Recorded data
****

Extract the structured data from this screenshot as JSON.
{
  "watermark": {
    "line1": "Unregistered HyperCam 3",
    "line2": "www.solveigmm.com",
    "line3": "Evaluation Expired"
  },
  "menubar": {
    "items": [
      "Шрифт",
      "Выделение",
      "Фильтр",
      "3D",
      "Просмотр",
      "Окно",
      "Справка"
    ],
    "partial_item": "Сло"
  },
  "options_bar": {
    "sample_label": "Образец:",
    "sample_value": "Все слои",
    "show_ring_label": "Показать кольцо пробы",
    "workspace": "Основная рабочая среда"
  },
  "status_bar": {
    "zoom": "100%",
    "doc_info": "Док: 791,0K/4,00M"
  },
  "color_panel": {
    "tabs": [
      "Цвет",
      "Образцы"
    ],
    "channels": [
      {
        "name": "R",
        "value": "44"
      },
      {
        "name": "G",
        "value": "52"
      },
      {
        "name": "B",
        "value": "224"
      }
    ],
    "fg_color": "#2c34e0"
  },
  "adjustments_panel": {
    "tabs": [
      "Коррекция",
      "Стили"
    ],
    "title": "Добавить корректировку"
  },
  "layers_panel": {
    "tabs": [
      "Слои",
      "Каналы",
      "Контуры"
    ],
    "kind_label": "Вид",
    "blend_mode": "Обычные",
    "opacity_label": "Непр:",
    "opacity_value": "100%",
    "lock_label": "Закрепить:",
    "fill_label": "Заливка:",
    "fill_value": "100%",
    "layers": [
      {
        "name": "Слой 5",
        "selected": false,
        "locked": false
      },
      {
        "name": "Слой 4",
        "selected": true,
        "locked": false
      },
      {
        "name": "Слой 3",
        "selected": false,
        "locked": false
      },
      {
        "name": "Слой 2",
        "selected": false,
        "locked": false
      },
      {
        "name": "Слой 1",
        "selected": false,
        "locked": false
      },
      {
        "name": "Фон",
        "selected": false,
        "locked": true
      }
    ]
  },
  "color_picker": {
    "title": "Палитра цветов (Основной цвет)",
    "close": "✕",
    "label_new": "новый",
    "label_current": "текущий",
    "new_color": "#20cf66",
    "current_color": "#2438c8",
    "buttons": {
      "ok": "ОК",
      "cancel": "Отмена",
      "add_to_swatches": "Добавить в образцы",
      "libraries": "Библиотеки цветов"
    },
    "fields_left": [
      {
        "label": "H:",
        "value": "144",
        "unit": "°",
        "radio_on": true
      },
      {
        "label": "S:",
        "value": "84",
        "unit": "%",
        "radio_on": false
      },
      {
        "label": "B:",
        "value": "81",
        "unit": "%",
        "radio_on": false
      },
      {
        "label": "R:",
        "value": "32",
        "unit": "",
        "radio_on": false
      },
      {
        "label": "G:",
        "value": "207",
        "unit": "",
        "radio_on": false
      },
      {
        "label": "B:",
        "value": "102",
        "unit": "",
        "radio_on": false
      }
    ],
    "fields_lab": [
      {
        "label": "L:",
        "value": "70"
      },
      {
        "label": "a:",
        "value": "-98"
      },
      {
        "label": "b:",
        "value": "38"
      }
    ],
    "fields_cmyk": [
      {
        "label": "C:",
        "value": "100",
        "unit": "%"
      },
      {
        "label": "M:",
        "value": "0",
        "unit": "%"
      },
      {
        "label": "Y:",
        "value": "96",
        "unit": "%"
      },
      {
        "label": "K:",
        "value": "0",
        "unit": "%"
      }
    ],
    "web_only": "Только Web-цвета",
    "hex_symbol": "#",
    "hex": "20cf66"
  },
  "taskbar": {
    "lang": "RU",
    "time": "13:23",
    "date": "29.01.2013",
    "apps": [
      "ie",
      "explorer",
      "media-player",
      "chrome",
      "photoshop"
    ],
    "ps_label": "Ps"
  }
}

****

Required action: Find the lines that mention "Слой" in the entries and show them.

Response to the task:
        "name": "Слой 5",
        "name": "Слой 4",
        "name": "Слой 3",
        "name": "Слой 2",
        "name": "Слой 1",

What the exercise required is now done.